(Beginning of Information supplied)

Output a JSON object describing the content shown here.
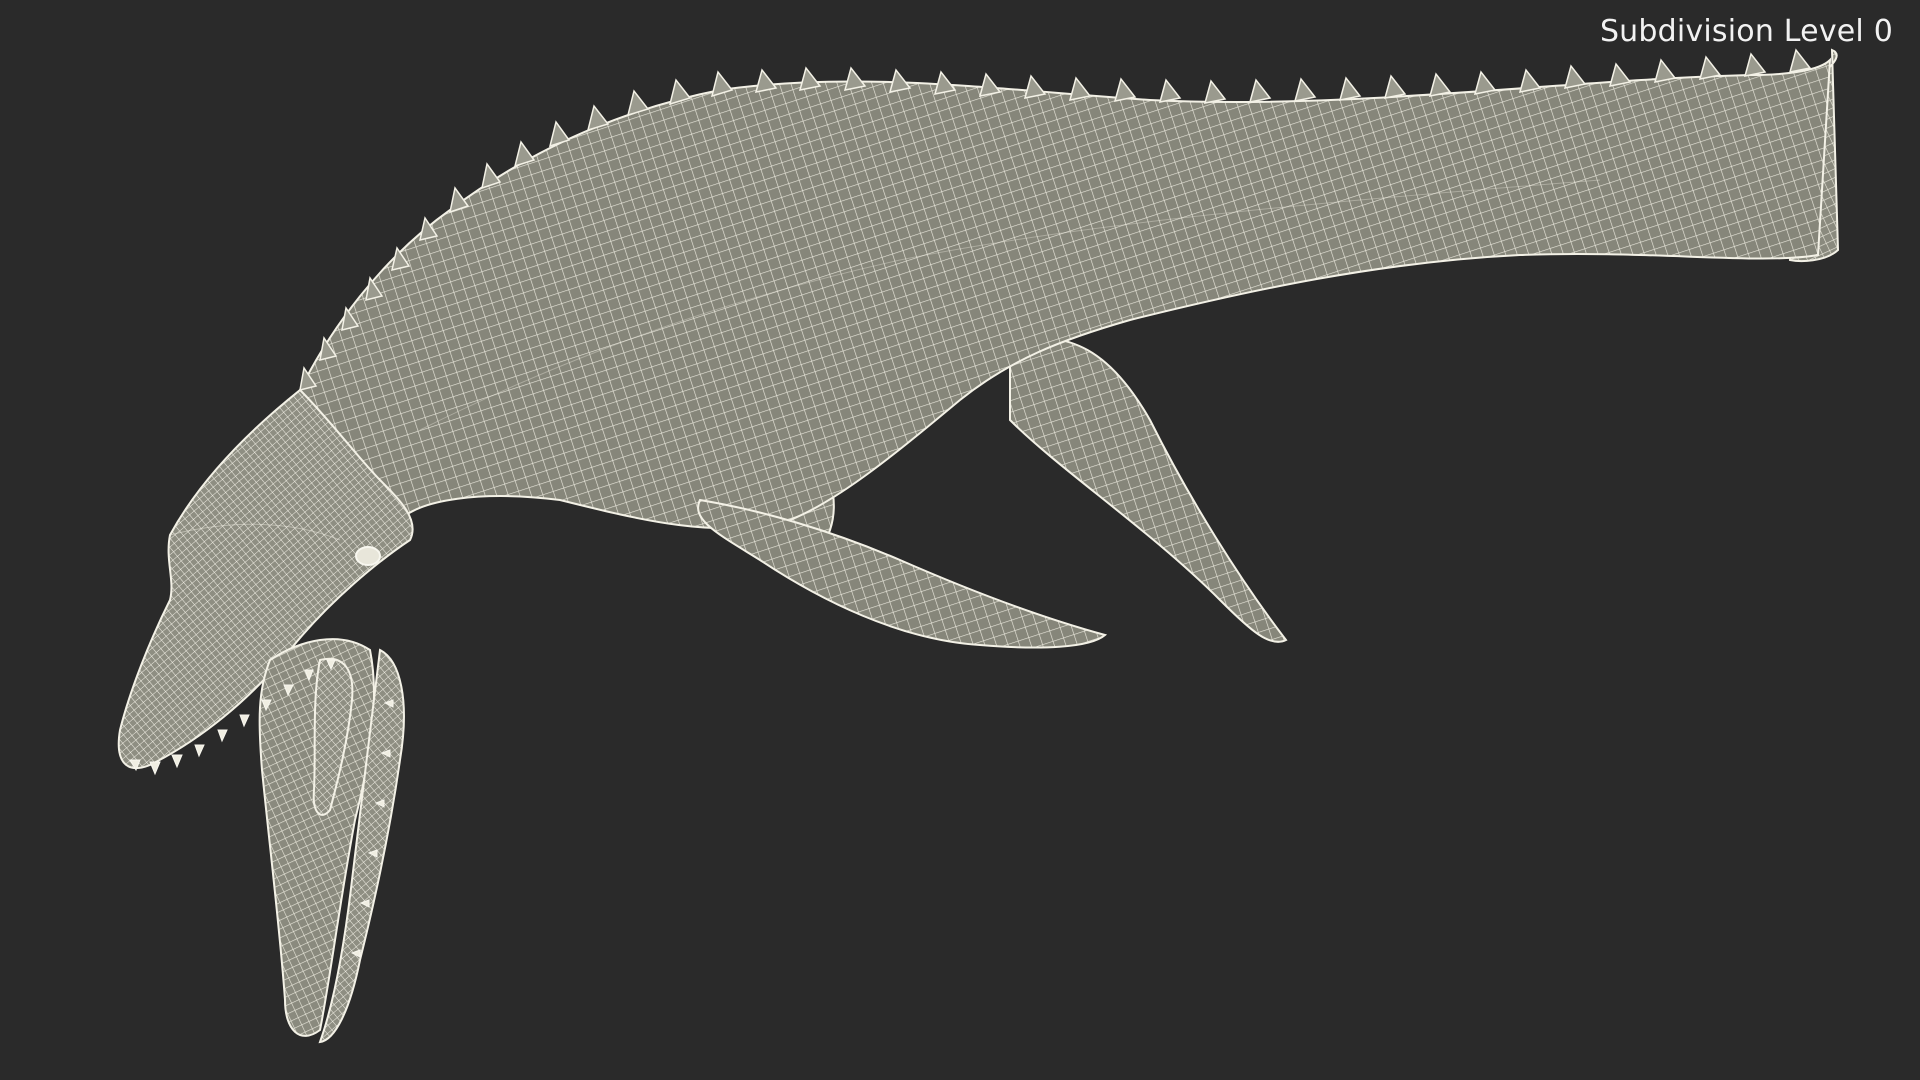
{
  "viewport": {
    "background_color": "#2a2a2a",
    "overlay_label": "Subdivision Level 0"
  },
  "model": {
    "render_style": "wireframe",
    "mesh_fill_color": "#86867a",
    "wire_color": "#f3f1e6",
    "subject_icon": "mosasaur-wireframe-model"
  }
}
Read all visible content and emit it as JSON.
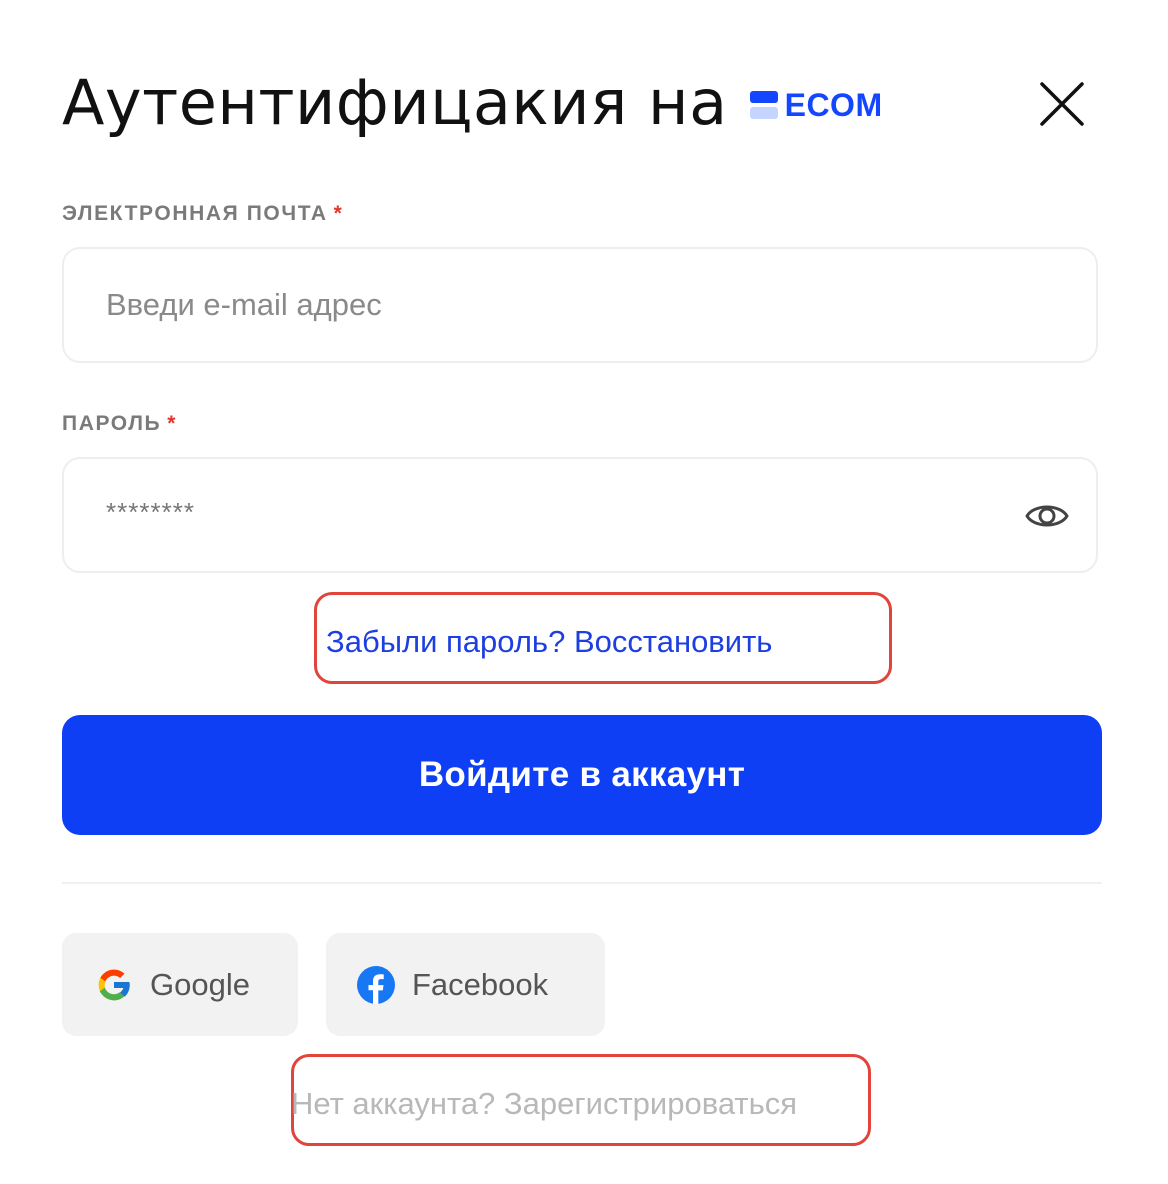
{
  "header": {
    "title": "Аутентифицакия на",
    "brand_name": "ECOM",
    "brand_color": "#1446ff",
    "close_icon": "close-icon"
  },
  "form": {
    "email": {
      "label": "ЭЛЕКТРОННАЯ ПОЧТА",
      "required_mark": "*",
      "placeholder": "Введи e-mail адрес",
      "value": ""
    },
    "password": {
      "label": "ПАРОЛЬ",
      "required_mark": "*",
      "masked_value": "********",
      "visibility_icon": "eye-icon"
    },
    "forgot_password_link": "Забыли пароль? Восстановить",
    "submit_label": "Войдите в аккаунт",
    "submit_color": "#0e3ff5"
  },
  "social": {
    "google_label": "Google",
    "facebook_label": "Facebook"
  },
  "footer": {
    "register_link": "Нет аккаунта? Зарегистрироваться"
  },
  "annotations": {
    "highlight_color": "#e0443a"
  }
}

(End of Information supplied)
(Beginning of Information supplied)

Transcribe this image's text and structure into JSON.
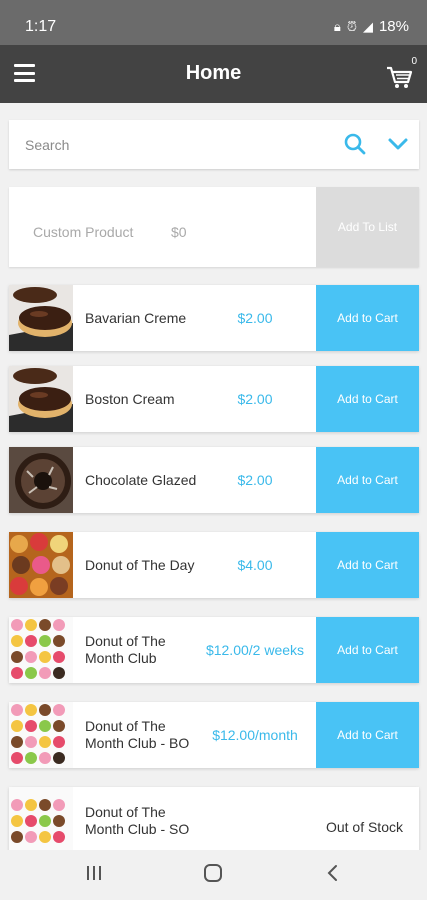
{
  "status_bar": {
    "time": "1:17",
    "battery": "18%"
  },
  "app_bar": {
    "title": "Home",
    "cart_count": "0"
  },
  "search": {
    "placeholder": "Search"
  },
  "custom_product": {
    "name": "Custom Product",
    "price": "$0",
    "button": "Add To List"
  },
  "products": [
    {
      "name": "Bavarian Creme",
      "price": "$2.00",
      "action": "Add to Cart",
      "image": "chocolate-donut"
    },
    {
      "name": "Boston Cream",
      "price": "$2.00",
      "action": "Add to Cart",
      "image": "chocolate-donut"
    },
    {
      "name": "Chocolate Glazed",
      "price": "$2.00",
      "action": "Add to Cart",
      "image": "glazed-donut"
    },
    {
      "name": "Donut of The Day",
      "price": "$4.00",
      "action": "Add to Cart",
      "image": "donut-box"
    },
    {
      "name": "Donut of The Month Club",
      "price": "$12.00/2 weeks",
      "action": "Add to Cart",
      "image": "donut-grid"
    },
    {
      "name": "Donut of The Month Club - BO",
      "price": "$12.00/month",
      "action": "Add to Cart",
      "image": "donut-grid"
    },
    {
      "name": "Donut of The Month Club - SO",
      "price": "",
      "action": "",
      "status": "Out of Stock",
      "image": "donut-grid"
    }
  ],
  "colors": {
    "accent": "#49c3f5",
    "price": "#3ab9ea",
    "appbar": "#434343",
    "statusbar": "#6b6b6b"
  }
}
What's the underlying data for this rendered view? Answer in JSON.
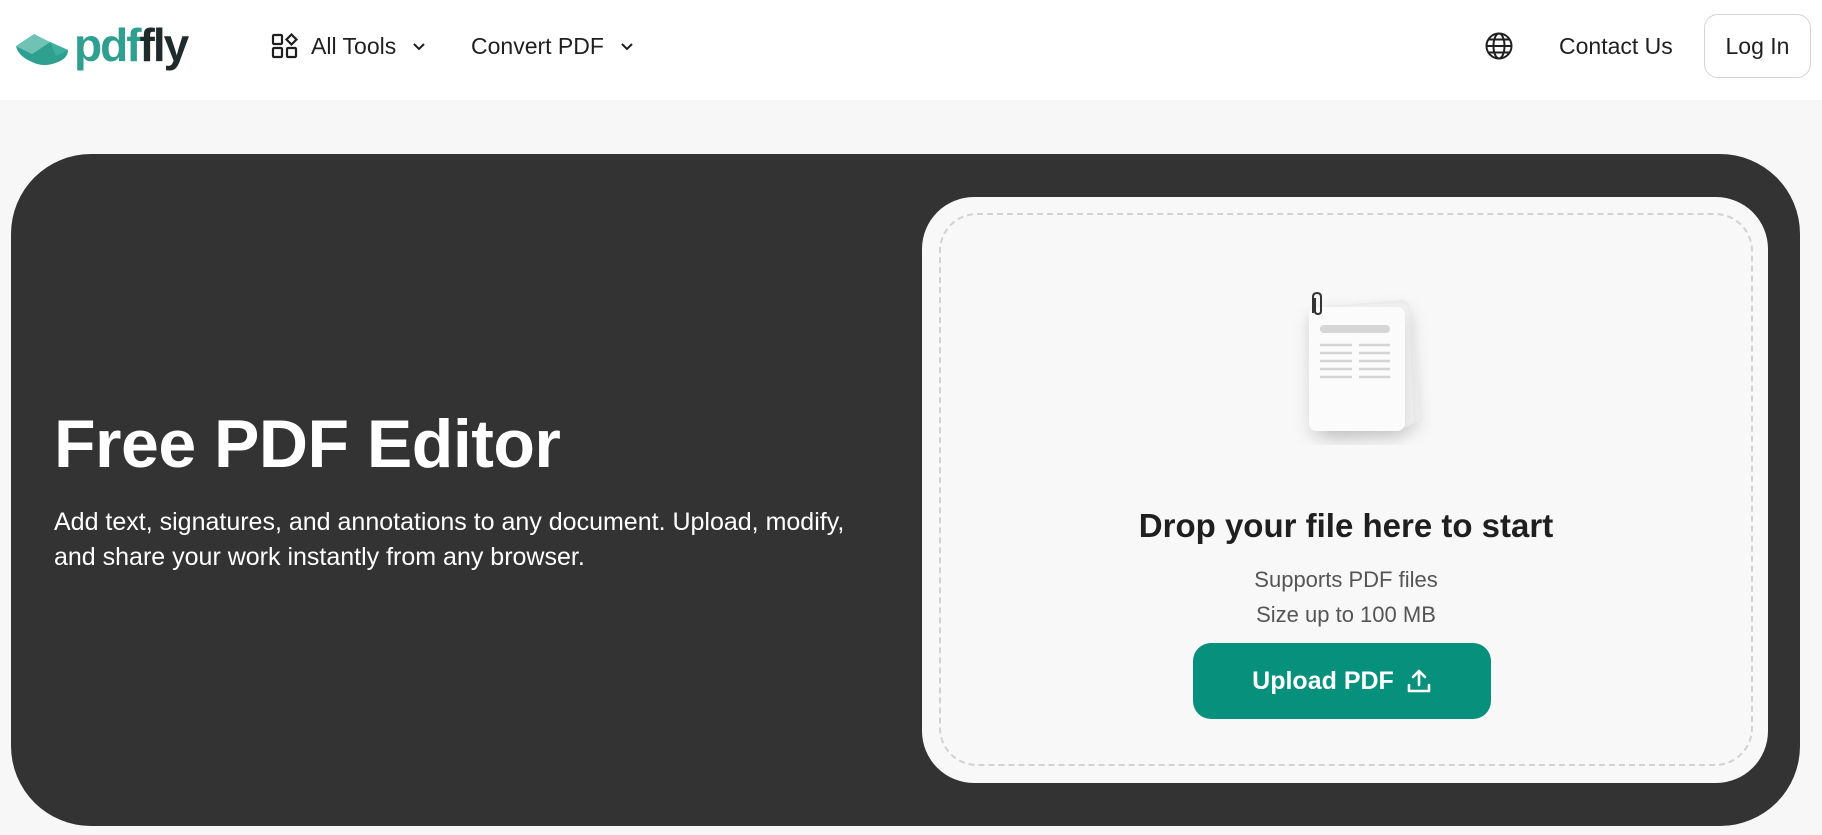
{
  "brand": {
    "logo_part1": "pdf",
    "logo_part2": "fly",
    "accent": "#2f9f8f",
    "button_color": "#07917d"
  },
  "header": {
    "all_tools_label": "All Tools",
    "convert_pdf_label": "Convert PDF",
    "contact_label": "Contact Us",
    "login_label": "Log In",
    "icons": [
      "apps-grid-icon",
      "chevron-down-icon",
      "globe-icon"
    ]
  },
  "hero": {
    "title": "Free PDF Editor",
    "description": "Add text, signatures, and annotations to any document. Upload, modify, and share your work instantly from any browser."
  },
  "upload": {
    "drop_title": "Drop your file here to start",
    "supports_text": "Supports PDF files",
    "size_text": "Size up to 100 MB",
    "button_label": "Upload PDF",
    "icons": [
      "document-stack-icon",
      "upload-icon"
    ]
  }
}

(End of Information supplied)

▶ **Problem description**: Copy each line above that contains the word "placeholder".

▶ **Answer section**:
      "placeholder": "Введи e-mail адрес",
    "placeholder": "Search"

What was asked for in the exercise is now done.